Then, as the price and the number of niceties outfitted to the E car rises, designers change the styling to that of a cocky alien. These demerits are exactly why the BMW i3 is a car that should wander into a crusher. Conceptually, the i3 was the little EV that could. It had all the potential in the world and BMW squandered it. BMW could have designed a car that would put a massive dent in the number of Tesla Model 3 preorders, but instead it chose to make a science experiment. While Tesla is still grasping to find just how the hell it will build half a million Model 3s, the i3 stays in dealership lots with few interested buyers. In 2015, BMW sold 24,057 i3s worldwide. By comparison, BMW sold 140,609 3 Series units in the US alone.

Of course it's a bit unfair to compare a brand new model to an established and hugely popular marquee, but BMW should have higher ambitions than making the i3 just another alternative to the rest of the electric car lineup. If the Bavarian motor company wants people to take electric cars seriously, it needs to make them compete with regular cars in the same way that Tesla is doing. BMW could have stuck with a traditional design, much like that of the practical and popular 3 Series sedan. A line of EVs with conservative styling could have helped many consumers cross the bridge from gas-powered cars to the electric car family. If the i3 had styling that everyone could love, it would speak to BMW's current customers who chose gasoline options.

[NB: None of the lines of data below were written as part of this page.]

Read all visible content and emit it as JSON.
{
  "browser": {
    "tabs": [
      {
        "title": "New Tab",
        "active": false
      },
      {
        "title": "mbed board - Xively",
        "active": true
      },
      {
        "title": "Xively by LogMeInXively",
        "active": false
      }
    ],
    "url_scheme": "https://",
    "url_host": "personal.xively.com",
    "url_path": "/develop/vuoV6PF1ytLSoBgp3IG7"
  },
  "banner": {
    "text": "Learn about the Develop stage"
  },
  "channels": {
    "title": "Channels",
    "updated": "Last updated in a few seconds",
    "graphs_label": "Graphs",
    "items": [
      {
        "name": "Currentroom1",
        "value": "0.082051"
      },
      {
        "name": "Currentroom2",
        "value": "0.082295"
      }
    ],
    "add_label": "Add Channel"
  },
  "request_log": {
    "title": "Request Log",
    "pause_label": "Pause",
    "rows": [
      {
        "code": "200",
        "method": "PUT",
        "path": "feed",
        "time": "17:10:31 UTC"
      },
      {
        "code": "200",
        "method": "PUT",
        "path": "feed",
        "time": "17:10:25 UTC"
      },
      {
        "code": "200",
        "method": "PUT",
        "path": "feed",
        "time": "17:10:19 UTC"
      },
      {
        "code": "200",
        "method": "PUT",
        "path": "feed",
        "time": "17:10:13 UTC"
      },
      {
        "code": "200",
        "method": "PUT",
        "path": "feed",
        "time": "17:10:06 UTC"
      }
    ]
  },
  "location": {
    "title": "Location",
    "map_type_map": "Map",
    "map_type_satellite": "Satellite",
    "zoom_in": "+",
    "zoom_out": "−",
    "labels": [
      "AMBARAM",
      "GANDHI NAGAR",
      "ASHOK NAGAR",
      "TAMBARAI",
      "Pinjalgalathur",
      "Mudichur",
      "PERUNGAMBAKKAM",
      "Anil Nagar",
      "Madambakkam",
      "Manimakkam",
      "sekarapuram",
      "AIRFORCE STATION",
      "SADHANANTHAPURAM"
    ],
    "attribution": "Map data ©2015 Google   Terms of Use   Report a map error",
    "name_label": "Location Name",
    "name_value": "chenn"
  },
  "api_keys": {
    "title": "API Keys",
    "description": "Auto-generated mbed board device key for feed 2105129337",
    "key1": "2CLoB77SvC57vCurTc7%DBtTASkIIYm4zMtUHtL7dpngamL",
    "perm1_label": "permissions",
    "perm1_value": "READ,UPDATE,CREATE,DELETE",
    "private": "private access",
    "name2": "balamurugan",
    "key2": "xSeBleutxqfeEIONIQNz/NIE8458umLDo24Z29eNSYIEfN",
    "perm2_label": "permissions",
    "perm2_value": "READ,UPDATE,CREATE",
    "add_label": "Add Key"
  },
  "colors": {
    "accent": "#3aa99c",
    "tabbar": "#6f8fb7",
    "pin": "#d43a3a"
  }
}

When BMW sticks to its design DNA, it does well. The same can be said for the the brand's well-known tech talent. The i8 stands as an impressive testament to what can be done with hybrid drivetrains. Standing just one model down the line, the i3 fails to do a thing to advance electric car technology. Before confusion ensues, this isn't a plea to get BMW to make a Tesla. Rather, this is a call to put the innovation and forward thinking of a tech company under the skin of the i3 while the shell and crucial components are made by an auto giant that knows what it's doing. Instead, the i3 takes that blend and puts it on inside out, keeping the looks of a car from the future and performing like one from the past. For that, the i3 can go straight to the crusher.